## Problem
All lines holding the word "this" should be located in the records and copied.
►
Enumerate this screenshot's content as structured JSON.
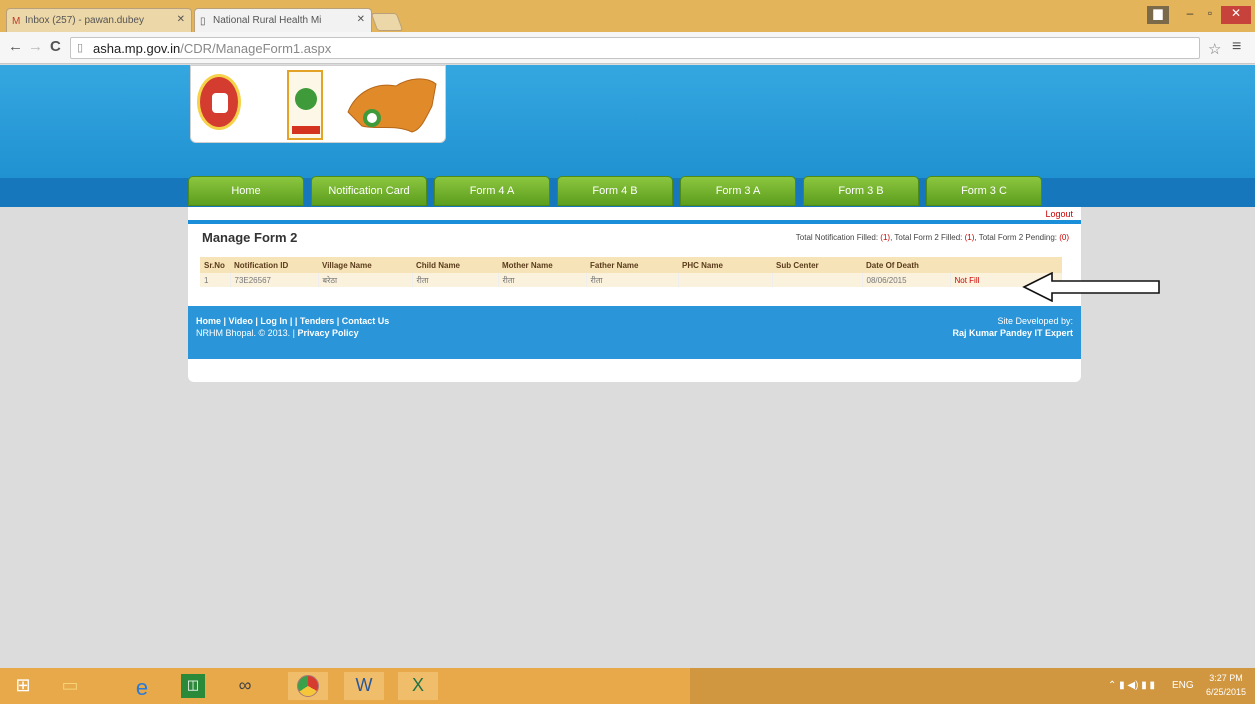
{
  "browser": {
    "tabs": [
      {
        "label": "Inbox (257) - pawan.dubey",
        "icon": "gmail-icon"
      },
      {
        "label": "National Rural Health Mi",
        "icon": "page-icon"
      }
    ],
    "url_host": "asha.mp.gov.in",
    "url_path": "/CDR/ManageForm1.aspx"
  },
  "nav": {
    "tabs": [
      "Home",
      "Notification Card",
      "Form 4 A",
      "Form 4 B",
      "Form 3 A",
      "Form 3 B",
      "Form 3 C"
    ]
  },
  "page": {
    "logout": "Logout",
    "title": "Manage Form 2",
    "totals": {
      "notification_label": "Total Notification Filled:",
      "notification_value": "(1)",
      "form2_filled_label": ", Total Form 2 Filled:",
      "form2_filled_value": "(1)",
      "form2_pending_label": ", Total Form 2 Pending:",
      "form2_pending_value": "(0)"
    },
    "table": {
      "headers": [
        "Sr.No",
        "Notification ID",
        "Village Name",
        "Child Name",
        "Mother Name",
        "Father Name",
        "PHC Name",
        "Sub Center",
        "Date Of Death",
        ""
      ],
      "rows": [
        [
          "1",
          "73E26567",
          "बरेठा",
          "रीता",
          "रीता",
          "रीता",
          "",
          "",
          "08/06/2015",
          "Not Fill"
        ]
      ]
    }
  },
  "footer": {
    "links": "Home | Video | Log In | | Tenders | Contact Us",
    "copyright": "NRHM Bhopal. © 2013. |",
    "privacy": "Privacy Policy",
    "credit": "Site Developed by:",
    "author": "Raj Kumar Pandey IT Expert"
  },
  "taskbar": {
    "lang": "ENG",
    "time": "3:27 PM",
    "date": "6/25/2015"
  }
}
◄
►
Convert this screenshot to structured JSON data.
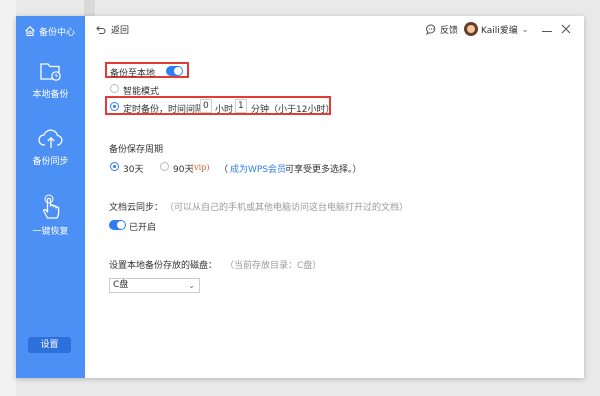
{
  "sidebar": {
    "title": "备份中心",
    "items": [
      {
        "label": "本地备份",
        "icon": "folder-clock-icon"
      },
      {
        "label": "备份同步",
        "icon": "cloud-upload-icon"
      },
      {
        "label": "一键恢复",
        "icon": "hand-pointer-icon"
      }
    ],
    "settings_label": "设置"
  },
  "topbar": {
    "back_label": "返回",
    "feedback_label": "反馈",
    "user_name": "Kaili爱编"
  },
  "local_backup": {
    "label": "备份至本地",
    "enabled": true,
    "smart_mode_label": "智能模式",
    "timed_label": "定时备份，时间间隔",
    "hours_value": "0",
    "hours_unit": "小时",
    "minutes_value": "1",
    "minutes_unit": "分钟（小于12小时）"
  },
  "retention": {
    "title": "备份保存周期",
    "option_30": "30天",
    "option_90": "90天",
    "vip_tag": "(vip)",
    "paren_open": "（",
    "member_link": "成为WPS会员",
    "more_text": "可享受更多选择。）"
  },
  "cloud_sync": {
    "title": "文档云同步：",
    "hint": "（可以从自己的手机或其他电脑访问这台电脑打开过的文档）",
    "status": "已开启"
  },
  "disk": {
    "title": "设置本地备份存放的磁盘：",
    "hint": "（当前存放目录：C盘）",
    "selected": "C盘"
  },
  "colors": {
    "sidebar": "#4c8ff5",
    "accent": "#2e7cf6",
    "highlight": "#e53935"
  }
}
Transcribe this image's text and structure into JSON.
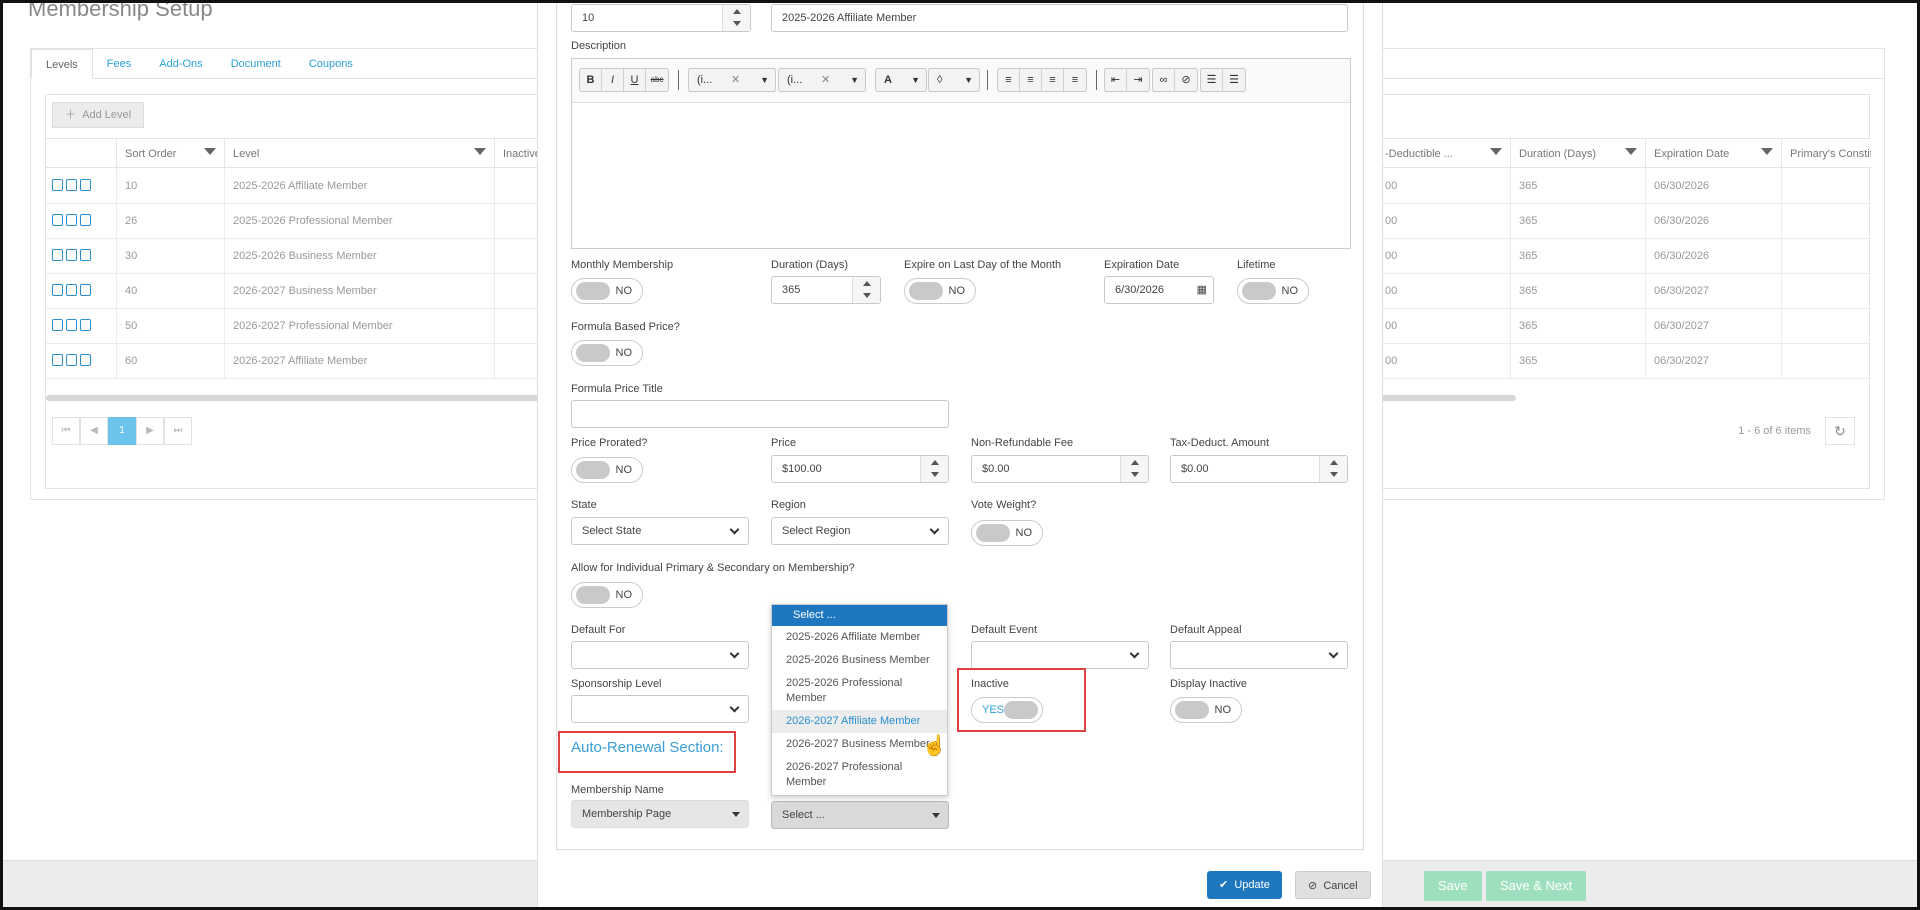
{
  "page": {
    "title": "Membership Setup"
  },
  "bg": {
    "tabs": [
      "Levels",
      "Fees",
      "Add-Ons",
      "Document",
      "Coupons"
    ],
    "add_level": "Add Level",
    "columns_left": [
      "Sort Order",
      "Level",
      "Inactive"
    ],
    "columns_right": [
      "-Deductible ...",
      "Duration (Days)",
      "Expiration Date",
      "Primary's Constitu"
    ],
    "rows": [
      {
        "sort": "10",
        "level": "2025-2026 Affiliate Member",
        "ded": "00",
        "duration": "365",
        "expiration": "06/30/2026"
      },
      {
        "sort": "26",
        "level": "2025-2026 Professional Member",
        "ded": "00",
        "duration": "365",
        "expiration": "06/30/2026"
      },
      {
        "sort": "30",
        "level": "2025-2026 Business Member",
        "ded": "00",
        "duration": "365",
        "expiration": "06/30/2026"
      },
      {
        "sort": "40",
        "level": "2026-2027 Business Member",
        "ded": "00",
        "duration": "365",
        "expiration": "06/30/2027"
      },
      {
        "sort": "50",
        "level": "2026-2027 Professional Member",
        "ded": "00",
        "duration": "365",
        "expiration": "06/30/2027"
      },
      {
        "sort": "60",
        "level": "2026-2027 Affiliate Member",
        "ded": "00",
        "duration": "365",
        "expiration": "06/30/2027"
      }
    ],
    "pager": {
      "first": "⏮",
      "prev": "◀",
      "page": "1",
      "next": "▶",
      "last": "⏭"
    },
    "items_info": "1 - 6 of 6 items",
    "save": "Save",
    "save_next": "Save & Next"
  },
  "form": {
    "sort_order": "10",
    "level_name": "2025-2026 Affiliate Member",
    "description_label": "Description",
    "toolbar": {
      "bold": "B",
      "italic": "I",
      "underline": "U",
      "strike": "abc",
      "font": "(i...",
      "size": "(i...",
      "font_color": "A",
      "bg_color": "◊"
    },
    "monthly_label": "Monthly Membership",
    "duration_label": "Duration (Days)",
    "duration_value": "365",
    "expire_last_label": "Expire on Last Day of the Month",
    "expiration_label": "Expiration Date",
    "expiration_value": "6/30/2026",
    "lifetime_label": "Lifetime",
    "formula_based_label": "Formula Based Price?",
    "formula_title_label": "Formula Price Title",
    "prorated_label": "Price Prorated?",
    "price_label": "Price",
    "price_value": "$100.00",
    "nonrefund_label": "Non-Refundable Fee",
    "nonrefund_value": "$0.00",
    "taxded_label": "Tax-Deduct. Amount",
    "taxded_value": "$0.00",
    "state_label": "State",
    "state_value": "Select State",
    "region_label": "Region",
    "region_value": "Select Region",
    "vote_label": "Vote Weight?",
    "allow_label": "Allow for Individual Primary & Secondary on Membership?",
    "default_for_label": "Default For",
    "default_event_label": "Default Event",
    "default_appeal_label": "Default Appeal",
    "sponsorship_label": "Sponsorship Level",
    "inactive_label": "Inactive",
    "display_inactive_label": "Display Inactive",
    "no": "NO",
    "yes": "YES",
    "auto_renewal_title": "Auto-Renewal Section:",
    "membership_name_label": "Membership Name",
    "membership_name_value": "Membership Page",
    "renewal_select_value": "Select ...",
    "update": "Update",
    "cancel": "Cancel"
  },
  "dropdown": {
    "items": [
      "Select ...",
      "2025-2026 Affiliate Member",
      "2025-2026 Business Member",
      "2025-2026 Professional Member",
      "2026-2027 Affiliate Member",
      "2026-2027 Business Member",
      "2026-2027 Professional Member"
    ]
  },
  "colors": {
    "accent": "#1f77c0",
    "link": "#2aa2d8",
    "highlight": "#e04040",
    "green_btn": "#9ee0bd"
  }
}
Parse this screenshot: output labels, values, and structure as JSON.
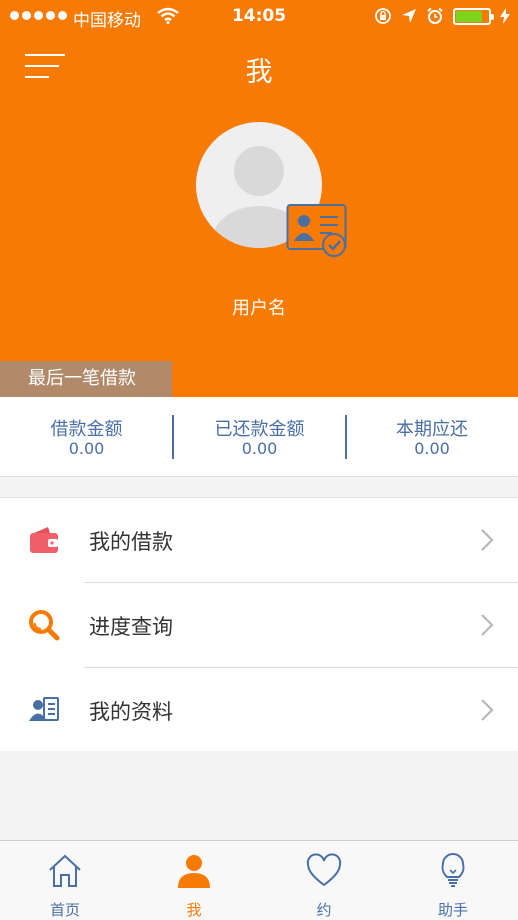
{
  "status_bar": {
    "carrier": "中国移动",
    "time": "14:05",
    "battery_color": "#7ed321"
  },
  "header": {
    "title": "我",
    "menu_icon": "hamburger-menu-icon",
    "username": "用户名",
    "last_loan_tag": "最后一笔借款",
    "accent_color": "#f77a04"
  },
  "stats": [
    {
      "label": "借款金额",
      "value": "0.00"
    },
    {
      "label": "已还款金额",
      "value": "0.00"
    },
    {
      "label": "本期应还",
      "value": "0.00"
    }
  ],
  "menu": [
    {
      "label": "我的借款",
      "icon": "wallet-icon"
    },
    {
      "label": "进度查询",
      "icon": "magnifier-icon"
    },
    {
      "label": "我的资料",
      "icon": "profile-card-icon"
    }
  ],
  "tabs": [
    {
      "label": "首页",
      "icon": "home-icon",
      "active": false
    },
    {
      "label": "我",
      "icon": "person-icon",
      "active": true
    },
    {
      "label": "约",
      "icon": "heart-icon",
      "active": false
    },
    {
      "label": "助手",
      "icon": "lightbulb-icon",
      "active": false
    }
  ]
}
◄
## Solved problem
Enumerate this screenshot's content as structured JSON.
Convert this screenshot to structured JSON data.
Transcribe this image's text and structure into JSON.
Parse this screenshot: output labels, values, and structure as JSON.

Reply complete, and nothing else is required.